August 8 Reflection

Ah, imagine a hot August afternoon, and you’ve got to mow the lawn, like it or not, as the humidity forces a stream of perspiration to run down your back. But you have to mow to get the yard ready for the Sunday cookout. Extended family and some guests coming.  You couldn’t do this the day before because of a steady rain.  All you really want to do is hit the hammock and enjoy a cold beer, and catch about 45 winks.

Or imagine you’re the hostess for a garden party, but you’re more than a little tired because the baby wrecked your sleep last night.  But the potato salad isn’t done, and the table is yet to be set.  All you really want to do is sip some of your favorite wine while comfortably stretched out on the chaise in the shade.  Both of you would prefer to give up the tasks or call the whole thing off.  These are just two down to earth examples of our weak selves confronting jobs that have to get done, along with the strong temptation not to do them.

We read today about one of God’s chosen prophets, Elijah, who had decided as part of his job to go on a pilgrimage to far off Mt. Horeb. It would be a daunting trip, but had to be taken.  Horeb, after all, was the mount where Moses spoke with God. Maybe God would help him, Elijah, to be refreshed and renewed.  But he got drowsy from desert heat and became so heartsick that even suicide was tempting. So Elijah lay down.  Suddenly an angel appeared to him holding an energizing cake and a skin of water.  He tells Elijah to get up and move on.  God had just sent him the strength to do it.

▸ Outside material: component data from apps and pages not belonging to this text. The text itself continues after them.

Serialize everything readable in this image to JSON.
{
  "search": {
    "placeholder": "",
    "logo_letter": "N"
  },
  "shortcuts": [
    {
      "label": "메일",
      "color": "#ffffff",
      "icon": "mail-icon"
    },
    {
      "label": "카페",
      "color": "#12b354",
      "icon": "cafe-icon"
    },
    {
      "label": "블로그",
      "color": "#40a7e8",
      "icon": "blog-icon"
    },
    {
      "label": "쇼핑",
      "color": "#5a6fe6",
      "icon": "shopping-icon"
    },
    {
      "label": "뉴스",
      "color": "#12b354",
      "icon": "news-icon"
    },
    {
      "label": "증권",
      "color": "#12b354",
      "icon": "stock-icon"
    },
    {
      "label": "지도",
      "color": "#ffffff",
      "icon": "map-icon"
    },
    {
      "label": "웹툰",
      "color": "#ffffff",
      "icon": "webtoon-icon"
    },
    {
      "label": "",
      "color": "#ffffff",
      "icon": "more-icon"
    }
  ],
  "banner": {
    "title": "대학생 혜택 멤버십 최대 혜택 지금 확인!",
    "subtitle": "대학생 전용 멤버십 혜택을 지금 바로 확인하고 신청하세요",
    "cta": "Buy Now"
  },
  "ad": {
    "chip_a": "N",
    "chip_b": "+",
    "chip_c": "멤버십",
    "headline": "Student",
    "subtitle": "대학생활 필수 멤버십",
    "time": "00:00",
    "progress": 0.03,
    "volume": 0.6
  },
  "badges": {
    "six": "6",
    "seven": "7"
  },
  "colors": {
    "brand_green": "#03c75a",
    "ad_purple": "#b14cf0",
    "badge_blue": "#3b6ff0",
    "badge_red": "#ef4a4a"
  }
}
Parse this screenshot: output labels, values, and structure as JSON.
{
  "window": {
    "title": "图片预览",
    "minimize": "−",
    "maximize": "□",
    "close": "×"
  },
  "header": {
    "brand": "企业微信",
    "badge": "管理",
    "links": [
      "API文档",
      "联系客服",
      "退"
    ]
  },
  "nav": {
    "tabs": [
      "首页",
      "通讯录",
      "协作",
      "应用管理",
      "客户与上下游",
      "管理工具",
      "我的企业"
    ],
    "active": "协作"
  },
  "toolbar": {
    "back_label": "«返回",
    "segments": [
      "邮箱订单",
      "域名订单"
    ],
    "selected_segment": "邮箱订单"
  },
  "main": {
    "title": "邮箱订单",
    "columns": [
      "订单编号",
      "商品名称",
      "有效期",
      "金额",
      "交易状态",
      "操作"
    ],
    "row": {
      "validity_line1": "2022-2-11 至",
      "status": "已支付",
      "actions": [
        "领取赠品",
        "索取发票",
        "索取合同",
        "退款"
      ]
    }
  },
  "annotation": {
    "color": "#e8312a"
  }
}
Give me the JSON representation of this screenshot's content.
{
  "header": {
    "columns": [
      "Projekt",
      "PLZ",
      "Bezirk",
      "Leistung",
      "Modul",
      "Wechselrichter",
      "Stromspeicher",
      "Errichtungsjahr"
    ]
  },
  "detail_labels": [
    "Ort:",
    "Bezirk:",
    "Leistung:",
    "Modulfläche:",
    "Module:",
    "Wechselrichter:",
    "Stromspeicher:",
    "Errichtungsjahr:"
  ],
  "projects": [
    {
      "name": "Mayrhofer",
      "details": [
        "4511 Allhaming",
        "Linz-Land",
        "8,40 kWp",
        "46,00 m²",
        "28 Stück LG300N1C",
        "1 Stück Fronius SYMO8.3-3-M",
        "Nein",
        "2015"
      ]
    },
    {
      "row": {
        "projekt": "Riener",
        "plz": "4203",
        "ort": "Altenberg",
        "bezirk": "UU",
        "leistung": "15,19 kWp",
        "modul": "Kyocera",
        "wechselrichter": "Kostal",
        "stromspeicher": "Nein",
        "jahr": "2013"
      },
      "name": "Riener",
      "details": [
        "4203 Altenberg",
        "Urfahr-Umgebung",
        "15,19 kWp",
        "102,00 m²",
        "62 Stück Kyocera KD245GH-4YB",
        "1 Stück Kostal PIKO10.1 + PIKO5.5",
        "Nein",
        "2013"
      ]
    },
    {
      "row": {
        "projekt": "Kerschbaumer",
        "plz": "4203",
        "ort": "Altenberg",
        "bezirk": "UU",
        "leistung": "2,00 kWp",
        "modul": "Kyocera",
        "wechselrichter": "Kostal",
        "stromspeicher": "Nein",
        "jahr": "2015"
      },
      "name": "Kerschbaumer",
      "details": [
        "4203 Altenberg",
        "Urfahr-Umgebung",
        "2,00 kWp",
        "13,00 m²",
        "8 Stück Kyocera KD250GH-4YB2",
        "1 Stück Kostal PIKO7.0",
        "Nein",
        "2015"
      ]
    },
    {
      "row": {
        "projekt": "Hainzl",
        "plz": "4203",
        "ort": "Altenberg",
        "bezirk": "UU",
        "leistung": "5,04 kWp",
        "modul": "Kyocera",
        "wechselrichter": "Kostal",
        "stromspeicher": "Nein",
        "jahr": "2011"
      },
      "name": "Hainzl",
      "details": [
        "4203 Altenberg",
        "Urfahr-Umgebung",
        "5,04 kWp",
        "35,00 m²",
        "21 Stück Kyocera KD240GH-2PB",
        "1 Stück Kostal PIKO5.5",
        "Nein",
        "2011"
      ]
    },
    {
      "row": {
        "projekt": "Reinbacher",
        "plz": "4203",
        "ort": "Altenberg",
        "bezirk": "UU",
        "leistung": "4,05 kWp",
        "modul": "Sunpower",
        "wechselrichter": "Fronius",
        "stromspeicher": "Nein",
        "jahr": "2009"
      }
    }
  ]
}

Centuries later, our gospel describes how the authentic Bread, the Bread of Life, which is Jesus Himself, urges His audience to eat this Bread, if they wish to live here and hereafter.  As believers, trying every day to live the Christian life, in the midst of some powerful 21st century temptations to wealth, power and fame, we know this vital truth about the sustaining food that is Jesus.  On any given Sunday we walk forward to receive Holy Communion believing it with all our heart to be the whole Jesus, Body, Blood, Soul and Divinity.

But a question does arise, now especially when there are so many non-believers who took a U-turn away from our Catholic Church.  Have you or I possibly grown nonchalant about this great Sacrament?  Do we bracket the Sundays of our lives off to the side as a lesser issue, while we go about doing “the really important stuff”?  Or so we think it is?

One more task for your imagination.  Now it’s 10 minutes before your death.  You may be lying sick in a hospital or at home. Or worse still, going about “doing your thing” not knowing what’s 10 minutes away. Do you think you’d really be anxious about your ordinary concerns? I doubt it.

Well, here we are on an August morning in 2021. You’re very much alive and well. Time to ponder an essential item for your diet.

In the sacristies of Mother Teresa’s Sisters of the Missionaries of Charity all over the world, one can see a little board hanging to remind each priest that he should celebrate Mass with devotion, freshness, contemplation and enthusiasm.  The board reads: “Priest of God, celebrate this Mass as if it is your first Mass; your last Mass, and your only Mass.”  I believe that would make for good wording on a large board hanging up in the body of every chapel, church or cathedral in the world, as long the salutation were changed to read: “People of God.”  Wouldn’t that be a true “sign for the times”?

Reading I:  I Kings 19: 4-8Elijah the prophet flees from Ahab’s kingdom when that king refused to convert from paganism.  He heads for the southern desert enroute to Mt. Horeb when he is overcome with desolation and wants to die.  Suddenly an angel appears and provides him with food and drink to get up and finish his trip.
Reading II:  Ephesians 4: 30 – 5:2
This section of the Letter presents an illustration of the type of conduct proper to a baptized Christian, who is now endowed with a whole new nature.
The Gospel:  John 6: 41-51
After weathering a dispute that had arisen about His origin, Jesus declares Himself “the Bread of Life,” that gives us the strength we need for the strength to complete our journey home.